[Work required]: How many lines in this data contain the string "datos"? Reply with the number only.

[Material provided]:
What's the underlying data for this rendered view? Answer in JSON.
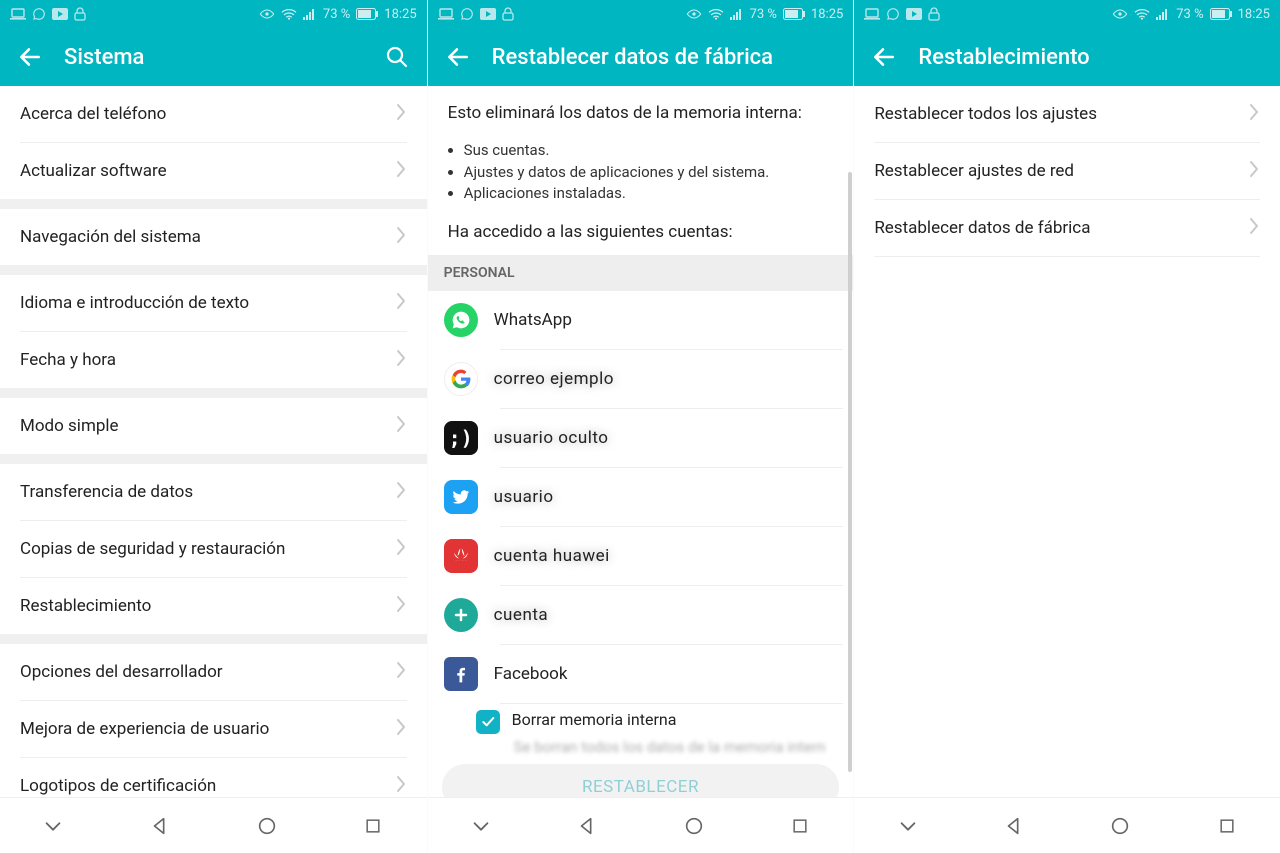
{
  "status": {
    "battery_pct": "73 %",
    "time": "18:25"
  },
  "pane1": {
    "title": "Sistema",
    "groups": [
      {
        "items": [
          {
            "label": "Acerca del teléfono",
            "name": "about-phone-row"
          },
          {
            "label": "Actualizar software",
            "name": "software-update-row"
          }
        ]
      },
      {
        "items": [
          {
            "label": "Navegación del sistema",
            "name": "system-navigation-row"
          }
        ]
      },
      {
        "items": [
          {
            "label": "Idioma e introducción de texto",
            "name": "language-input-row"
          },
          {
            "label": "Fecha y hora",
            "name": "date-time-row"
          }
        ]
      },
      {
        "items": [
          {
            "label": "Modo simple",
            "name": "simple-mode-row"
          }
        ]
      },
      {
        "items": [
          {
            "label": "Transferencia de datos",
            "name": "data-transfer-row"
          },
          {
            "label": "Copias de seguridad y restauración",
            "name": "backup-restore-row"
          },
          {
            "label": "Restablecimiento",
            "name": "reset-row"
          }
        ]
      },
      {
        "items": [
          {
            "label": "Opciones del desarrollador",
            "name": "developer-options-row"
          },
          {
            "label": "Mejora de experiencia de usuario",
            "name": "user-experience-row"
          },
          {
            "label": "Logotipos de certificación",
            "name": "certification-logos-row"
          }
        ]
      }
    ]
  },
  "pane2": {
    "title": "Restablecer datos de fábrica",
    "intro": "Esto eliminará los datos de la memoria interna:",
    "bullets": [
      "Sus cuentas.",
      "Ajustes y datos de aplicaciones y del sistema.",
      "Aplicaciones instaladas."
    ],
    "signed_in": "Ha accedido a las siguientes cuentas:",
    "section_label": "PERSONAL",
    "accounts": [
      {
        "name": "account-whatsapp",
        "icon": "whatsapp",
        "label": "WhatsApp",
        "blurred": false
      },
      {
        "name": "account-google",
        "icon": "google",
        "label": "correo ejemplo",
        "blurred": true
      },
      {
        "name": "account-generic",
        "icon": "dark",
        "label": "usuario oculto",
        "blurred": true
      },
      {
        "name": "account-twitter",
        "icon": "twitter",
        "label": "usuario",
        "blurred": true
      },
      {
        "name": "account-huawei",
        "icon": "huawei",
        "label": "cuenta huawei",
        "blurred": true
      },
      {
        "name": "account-plus",
        "icon": "plus",
        "label": "cuenta",
        "blurred": true
      },
      {
        "name": "account-facebook",
        "icon": "facebook",
        "label": "Facebook",
        "blurred": false
      }
    ],
    "erase_label": "Borrar memoria interna",
    "cutoff_hint": "Se borran todos los datos de la memoria intern",
    "reset_button": "RESTABLECER"
  },
  "pane3": {
    "title": "Restablecimiento",
    "items": [
      {
        "label": "Restablecer todos los ajustes",
        "name": "reset-all-settings-row"
      },
      {
        "label": "Restablecer ajustes de red",
        "name": "reset-network-settings-row"
      },
      {
        "label": "Restablecer datos de fábrica",
        "name": "factory-reset-row"
      }
    ]
  }
}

[Completed task]: 6